[MATERIAL TO PROCESS Boundary: Start]

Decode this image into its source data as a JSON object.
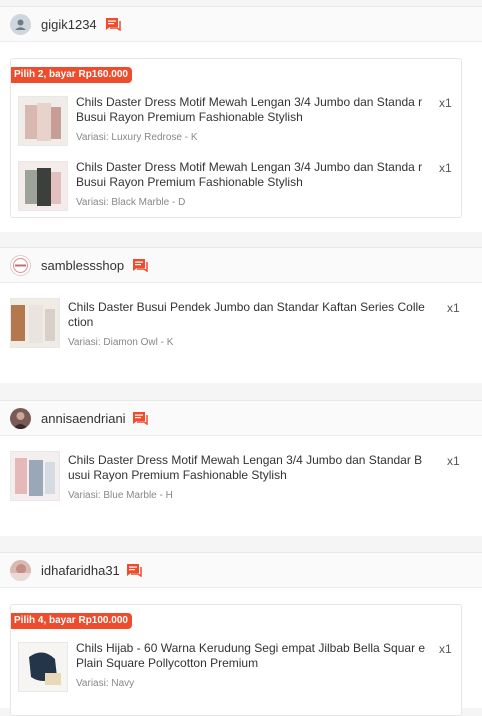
{
  "shops": [
    {
      "name": "gigik1234",
      "promo": "Pilih 2, bayar Rp160.000",
      "items": [
        {
          "title": "Chils Daster Dress Motif Mewah Lengan 3/4 Jumbo dan Standa r Busui Rayon Premium Fashionable Stylish",
          "qty": "x1",
          "variant": "Variasi: Luxury Redrose - K"
        },
        {
          "title": "Chils Daster Dress Motif Mewah Lengan 3/4 Jumbo dan Standa r Busui Rayon Premium Fashionable Stylish",
          "qty": "x1",
          "variant": "Variasi: Black Marble - D"
        }
      ]
    },
    {
      "name": "samblessshop",
      "items": [
        {
          "title": "Chils Daster Busui Pendek Jumbo dan Standar Kaftan Series Colle ction",
          "qty": "x1",
          "variant": "Variasi: Diamon Owl - K"
        }
      ]
    },
    {
      "name": "annisaendriani",
      "items": [
        {
          "title": "Chils Daster Dress Motif Mewah Lengan 3/4 Jumbo dan Standar B usui Rayon Premium Fashionable Stylish",
          "qty": "x1",
          "variant": "Variasi: Blue Marble - H"
        }
      ]
    },
    {
      "name": "idhafaridha31",
      "promo": "Pilih 4, bayar Rp100.000",
      "items": [
        {
          "title": "Chils Hijab - 60 Warna Kerudung Segi empat Jilbab Bella Squar e Plain Square Pollycotton Premium",
          "qty": "x1",
          "variant": "Variasi: Navy"
        }
      ]
    }
  ],
  "colors": {
    "accent": "#ee4d2d"
  }
}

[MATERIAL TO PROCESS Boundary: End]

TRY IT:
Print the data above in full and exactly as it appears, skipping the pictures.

WRITTEN RESPONSE:
Decode this image into its source data as a JSON object.
{
  "shops": [
    {
      "name": "gigik1234",
      "promo": "Pilih 2, bayar Rp160.000",
      "items": [
        {
          "title": "Chils Daster Dress Motif Mewah Lengan 3/4 Jumbo dan Standa r Busui Rayon Premium Fashionable Stylish",
          "qty": "x1",
          "variant": "Variasi: Luxury Redrose - K"
        },
        {
          "title": "Chils Daster Dress Motif Mewah Lengan 3/4 Jumbo dan Standa r Busui Rayon Premium Fashionable Stylish",
          "qty": "x1",
          "variant": "Variasi: Black Marble - D"
        }
      ]
    },
    {
      "name": "samblessshop",
      "items": [
        {
          "title": "Chils Daster Busui Pendek Jumbo dan Standar Kaftan Series Colle ction",
          "qty": "x1",
          "variant": "Variasi: Diamon Owl - K"
        }
      ]
    },
    {
      "name": "annisaendriani",
      "items": [
        {
          "title": "Chils Daster Dress Motif Mewah Lengan 3/4 Jumbo dan Standar B usui Rayon Premium Fashionable Stylish",
          "qty": "x1",
          "variant": "Variasi: Blue Marble - H"
        }
      ]
    },
    {
      "name": "idhafaridha31",
      "promo": "Pilih 4, bayar Rp100.000",
      "items": [
        {
          "title": "Chils Hijab - 60 Warna Kerudung Segi empat Jilbab Bella Squar e Plain Square Pollycotton Premium",
          "qty": "x1",
          "variant": "Variasi: Navy"
        }
      ]
    }
  ],
  "colors": {
    "accent": "#ee4d2d"
  }
}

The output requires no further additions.